No matter whether it is a blizzard in the winter or tornadoes and hail in the summer, it is important that everyone knows where to turn for information about developing weather conditions. Keeping an eye on the sky is fine but oftentimes there is dangerous weather brewing that you may not see.
How dangerous is the weather? Consider this: In 2008, 566 people across the United States were killed by weather-related causes and 2,899 were injured – and that was a below average year. Of those, 12 were Coloradoans that were killed with 100 Coloradoans injured. Over $29 billion was paid out in property and crop losses across the nation, $166 million in Colorado alone.
The danger is real and with the severe weather we have seen recently, residents are wondering how best to keep themselves and their families safe. Tuning in the TV or radio or checking your favorite weather website is one way but what if you aren’t near your computer or don’t have your TV on? What if severe weather strikes in the middle of the night?
It is important to note that there is only one official source for weather related alerts and warnings – the National Weather Service (NWS). All watches, warnings and alerts you see and hear about originate with the NWS and by far the best way to be proactively warned of severe weather is what is commonly referred to as a “weather radio.”
- What do weather radio broadcasts sound like? You can listen to the broadcast live here.
NOAA Weather Radio All Hazards (NWR) is a nationwide network of radio stations broadcasting continuous weather information directly from the nearest National Weather Service office. NWR broadcasts official Weather Service warnings, watches, forecasts and other hazard information 24 hours a day, 7 days a week. When a weather watch or warning is issued, it is immediately broadcast on NWR. The system is also used to broadcast information about other civil and weather hazard information like earthquakes, avalanches, chemical spills, terrorist attacks and even AMBER alerts.
- More information: NOAA Weather Radio All Hazards (NWR) website
- More information: Specific Area Message Encoding (SAME)
It is highly recommended that any weather radio purchased include the SAME feature – Specific Area Message Encoding. Using the SAME feature, users can program a code into the radio for the area in which they live and the radio can then be set to automatically turn on and sound an alert when a weather watch or warning is issued for their area. Users of weather radios with SAME coding can be assured they will be immediately notified in an emergency.
Price and features of weather radios can vary but a good one with the SAME feature can be found for about $30.00. More expensive models may add clock, AM/FM radio and even weather forecasts retrieved from the Internet. There are portable handheld models as well that you can take with you wherever you go.
Finding a weather radio locally may be difficult as there aren’t many stores that carry them. Some Denver area King Soopers and Radio Shack stores have had them so you may call your local store to check. Alternatively, there are many good, trustworthy sites online where they can be purchased including Amazon.com, New Egg and Ambient Weather.
Weather radios provide essential information when severe weather is ready to strike.
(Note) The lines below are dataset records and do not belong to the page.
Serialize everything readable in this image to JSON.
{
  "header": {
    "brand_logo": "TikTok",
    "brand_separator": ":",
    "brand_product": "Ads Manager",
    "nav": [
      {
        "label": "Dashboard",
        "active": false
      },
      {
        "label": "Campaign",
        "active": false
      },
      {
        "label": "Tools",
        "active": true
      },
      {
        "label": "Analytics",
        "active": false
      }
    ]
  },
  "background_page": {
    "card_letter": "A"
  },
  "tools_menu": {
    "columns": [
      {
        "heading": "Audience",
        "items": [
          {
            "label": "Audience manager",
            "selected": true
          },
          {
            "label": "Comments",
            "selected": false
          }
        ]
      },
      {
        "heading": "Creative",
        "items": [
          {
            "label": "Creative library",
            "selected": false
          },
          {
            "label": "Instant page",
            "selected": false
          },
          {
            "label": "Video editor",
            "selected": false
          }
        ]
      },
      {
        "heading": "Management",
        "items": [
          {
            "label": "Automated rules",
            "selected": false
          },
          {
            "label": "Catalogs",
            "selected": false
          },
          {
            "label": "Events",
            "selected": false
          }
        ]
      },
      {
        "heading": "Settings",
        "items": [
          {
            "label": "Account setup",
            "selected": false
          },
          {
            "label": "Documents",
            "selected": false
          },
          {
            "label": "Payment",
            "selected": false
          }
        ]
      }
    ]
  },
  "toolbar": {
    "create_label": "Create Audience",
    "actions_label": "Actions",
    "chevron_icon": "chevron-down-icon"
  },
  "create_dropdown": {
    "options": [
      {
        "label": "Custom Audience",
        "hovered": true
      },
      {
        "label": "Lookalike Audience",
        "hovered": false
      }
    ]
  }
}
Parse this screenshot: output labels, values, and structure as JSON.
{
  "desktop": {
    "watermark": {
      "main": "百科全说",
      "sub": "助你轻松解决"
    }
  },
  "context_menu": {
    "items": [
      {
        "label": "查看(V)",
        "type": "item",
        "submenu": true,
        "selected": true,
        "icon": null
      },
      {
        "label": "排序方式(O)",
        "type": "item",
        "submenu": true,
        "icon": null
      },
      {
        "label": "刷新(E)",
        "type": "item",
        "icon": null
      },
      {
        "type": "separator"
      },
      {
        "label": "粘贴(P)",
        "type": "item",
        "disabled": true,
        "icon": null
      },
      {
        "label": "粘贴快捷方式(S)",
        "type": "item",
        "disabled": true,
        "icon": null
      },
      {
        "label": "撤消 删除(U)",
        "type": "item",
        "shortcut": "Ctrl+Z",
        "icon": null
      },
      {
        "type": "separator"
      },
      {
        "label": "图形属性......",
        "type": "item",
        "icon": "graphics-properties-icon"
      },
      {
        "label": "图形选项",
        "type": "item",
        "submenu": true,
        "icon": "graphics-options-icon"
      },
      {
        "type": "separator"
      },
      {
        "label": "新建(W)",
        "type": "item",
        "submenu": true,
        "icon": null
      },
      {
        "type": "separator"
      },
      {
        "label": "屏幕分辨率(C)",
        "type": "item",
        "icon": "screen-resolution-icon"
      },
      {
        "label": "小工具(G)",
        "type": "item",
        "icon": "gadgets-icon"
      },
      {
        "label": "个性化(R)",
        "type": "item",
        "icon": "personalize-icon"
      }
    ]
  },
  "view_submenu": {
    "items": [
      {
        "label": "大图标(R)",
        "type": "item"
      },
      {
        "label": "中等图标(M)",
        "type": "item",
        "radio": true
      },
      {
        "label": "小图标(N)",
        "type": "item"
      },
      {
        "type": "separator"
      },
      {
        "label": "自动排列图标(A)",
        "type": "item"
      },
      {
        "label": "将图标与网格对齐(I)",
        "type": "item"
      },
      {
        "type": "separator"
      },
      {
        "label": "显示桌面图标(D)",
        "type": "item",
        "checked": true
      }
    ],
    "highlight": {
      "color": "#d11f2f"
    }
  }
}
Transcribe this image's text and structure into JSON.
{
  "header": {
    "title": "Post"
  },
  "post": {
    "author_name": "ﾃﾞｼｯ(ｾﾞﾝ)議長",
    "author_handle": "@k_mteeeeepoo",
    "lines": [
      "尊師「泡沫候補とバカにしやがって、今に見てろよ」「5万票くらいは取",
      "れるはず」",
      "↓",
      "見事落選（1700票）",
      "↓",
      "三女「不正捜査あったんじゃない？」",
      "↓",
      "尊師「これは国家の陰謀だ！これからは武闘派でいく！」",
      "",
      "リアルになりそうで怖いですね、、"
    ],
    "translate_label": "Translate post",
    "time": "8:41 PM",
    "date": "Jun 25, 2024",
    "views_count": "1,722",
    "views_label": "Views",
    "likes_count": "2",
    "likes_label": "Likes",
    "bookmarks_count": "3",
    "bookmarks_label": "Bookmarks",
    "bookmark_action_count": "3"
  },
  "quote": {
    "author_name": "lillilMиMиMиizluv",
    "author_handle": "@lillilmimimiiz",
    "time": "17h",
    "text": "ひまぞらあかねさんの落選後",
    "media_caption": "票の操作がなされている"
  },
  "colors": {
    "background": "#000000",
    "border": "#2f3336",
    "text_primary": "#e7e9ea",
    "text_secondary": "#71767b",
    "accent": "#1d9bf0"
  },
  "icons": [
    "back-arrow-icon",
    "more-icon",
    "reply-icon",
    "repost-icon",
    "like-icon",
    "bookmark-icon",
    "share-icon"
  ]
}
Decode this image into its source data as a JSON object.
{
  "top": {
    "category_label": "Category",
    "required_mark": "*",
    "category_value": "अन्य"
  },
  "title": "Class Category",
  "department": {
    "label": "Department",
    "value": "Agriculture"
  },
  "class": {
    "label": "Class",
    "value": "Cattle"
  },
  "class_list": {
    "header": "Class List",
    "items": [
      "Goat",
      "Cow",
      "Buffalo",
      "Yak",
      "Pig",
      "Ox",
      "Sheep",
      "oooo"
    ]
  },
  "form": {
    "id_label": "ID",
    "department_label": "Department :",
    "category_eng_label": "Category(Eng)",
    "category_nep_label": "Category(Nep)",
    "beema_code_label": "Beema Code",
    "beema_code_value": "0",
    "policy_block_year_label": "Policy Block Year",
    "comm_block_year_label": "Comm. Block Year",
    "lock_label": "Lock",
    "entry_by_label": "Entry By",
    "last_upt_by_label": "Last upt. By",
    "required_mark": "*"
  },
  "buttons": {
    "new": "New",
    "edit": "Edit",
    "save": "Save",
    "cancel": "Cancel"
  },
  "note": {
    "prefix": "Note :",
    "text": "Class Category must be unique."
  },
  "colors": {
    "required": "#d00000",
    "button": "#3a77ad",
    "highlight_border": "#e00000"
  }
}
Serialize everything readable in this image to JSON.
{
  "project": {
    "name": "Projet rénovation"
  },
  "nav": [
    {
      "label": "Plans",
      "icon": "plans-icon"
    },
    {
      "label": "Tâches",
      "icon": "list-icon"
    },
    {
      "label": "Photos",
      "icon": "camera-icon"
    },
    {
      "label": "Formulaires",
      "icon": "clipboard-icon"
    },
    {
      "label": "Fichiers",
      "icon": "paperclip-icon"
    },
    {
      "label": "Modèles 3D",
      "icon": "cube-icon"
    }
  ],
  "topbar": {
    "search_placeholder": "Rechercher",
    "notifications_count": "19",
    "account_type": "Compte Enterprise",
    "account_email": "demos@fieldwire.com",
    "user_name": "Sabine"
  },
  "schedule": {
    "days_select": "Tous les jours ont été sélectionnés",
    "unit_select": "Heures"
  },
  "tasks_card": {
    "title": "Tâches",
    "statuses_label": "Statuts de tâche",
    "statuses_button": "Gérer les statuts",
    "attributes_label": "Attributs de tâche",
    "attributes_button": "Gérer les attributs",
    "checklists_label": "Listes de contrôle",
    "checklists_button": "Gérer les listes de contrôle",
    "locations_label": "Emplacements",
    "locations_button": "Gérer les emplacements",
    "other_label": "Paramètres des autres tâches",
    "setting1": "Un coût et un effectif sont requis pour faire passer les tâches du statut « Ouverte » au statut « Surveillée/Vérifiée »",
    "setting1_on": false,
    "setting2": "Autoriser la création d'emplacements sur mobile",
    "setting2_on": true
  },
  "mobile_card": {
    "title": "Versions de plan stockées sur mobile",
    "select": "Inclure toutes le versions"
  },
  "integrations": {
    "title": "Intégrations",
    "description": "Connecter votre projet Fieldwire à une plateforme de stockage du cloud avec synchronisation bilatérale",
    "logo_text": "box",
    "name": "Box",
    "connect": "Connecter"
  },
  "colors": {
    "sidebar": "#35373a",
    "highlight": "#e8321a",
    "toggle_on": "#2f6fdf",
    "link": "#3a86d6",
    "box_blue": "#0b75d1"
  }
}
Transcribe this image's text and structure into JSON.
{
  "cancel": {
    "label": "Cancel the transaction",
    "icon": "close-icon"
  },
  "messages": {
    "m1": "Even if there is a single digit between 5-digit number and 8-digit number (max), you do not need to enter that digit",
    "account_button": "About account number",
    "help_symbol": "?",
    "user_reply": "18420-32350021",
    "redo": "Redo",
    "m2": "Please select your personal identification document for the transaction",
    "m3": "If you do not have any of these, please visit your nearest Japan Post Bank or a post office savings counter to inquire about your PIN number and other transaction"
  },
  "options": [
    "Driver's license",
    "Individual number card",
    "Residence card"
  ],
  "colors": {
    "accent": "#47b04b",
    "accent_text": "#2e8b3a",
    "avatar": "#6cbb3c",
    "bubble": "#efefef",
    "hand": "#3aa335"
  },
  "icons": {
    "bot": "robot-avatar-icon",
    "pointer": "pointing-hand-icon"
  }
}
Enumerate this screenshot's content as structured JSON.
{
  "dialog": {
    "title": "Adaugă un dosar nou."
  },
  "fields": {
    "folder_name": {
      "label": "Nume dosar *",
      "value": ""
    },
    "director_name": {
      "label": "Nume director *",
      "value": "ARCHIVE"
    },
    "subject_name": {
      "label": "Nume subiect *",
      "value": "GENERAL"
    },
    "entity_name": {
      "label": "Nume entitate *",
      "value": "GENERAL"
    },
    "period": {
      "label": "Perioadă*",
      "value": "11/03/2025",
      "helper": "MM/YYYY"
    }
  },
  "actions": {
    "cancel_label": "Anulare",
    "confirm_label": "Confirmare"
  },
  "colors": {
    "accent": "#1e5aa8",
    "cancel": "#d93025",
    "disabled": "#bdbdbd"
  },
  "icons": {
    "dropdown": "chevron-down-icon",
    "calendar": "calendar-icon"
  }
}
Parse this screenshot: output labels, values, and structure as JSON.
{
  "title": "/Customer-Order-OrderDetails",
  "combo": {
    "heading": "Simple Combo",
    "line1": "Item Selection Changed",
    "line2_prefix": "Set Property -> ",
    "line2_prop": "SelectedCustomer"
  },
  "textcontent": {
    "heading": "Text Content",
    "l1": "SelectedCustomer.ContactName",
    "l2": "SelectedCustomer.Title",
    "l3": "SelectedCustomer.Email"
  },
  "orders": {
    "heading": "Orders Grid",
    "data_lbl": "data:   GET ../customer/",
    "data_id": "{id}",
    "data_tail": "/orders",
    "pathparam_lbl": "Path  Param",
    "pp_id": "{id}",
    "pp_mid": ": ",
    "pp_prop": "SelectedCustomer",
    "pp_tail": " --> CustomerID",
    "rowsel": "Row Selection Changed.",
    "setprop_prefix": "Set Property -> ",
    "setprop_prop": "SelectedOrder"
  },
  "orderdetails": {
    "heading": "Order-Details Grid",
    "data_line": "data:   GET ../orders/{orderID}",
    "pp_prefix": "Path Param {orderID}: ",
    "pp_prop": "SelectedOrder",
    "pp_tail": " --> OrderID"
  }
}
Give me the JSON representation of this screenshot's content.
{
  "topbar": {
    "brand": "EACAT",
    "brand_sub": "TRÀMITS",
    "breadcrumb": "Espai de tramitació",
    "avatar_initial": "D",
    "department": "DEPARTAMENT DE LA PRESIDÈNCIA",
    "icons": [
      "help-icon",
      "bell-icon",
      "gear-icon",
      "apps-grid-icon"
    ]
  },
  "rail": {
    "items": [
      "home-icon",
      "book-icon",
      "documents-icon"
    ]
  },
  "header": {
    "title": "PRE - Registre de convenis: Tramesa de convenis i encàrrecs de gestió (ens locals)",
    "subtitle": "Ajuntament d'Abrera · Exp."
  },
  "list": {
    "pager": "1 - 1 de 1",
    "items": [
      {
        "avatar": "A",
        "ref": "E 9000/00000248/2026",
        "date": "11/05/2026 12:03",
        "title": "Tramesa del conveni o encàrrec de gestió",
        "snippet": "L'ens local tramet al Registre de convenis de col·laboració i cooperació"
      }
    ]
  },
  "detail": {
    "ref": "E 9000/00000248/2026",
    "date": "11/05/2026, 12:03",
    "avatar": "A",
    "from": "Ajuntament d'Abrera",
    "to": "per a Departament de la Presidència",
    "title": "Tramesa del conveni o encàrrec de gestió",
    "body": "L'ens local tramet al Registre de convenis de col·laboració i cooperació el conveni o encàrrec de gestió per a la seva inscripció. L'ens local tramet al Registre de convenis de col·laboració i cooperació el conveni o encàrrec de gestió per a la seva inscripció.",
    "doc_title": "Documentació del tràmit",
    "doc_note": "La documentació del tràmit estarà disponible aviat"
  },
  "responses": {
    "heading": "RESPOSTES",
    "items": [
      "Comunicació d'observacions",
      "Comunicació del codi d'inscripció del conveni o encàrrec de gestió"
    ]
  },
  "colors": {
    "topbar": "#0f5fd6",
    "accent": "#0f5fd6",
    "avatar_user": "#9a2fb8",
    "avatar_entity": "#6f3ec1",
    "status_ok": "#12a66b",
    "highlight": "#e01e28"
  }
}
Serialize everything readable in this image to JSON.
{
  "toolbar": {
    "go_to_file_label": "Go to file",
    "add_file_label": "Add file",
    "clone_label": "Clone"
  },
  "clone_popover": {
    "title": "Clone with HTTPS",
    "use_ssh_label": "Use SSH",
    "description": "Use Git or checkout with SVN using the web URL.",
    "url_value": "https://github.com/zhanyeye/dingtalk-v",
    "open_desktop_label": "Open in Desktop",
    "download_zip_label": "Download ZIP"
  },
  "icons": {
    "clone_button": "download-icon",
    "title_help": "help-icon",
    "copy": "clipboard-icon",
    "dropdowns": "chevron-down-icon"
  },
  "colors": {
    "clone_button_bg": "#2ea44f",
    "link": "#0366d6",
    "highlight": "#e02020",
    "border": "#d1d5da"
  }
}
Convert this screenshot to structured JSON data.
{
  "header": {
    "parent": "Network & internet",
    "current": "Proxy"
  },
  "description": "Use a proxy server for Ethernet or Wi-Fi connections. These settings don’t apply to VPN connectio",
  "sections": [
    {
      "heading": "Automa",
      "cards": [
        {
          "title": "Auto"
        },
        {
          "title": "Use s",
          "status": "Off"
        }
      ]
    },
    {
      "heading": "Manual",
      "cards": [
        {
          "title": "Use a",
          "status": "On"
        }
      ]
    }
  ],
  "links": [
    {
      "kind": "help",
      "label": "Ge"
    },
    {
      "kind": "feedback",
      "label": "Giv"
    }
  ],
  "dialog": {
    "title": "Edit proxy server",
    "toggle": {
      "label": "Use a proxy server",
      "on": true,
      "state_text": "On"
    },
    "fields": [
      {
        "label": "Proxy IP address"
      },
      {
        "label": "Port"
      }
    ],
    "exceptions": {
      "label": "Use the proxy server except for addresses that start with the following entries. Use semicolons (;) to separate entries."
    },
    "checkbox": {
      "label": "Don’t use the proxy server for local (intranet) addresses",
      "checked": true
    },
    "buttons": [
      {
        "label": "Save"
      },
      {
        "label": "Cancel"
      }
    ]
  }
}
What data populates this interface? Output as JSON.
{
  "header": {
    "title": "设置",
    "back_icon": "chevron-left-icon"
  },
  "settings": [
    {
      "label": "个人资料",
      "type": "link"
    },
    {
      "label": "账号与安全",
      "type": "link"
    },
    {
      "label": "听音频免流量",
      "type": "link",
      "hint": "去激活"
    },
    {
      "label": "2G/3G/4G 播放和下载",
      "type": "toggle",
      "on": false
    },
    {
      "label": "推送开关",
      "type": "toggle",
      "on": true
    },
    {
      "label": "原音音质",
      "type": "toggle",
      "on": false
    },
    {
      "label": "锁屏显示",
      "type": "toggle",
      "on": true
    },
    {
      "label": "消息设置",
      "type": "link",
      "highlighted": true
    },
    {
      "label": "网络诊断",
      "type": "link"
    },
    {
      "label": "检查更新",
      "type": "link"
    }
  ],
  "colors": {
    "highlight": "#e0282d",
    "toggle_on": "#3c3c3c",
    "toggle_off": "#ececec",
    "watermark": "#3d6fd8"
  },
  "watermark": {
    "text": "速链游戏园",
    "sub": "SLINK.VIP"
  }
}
With a small investment, these units are an essential tool to protecting you and your family.
Do you have questions about weather radios? Post them in the comments section below and ThorntonWeather.com will answer them.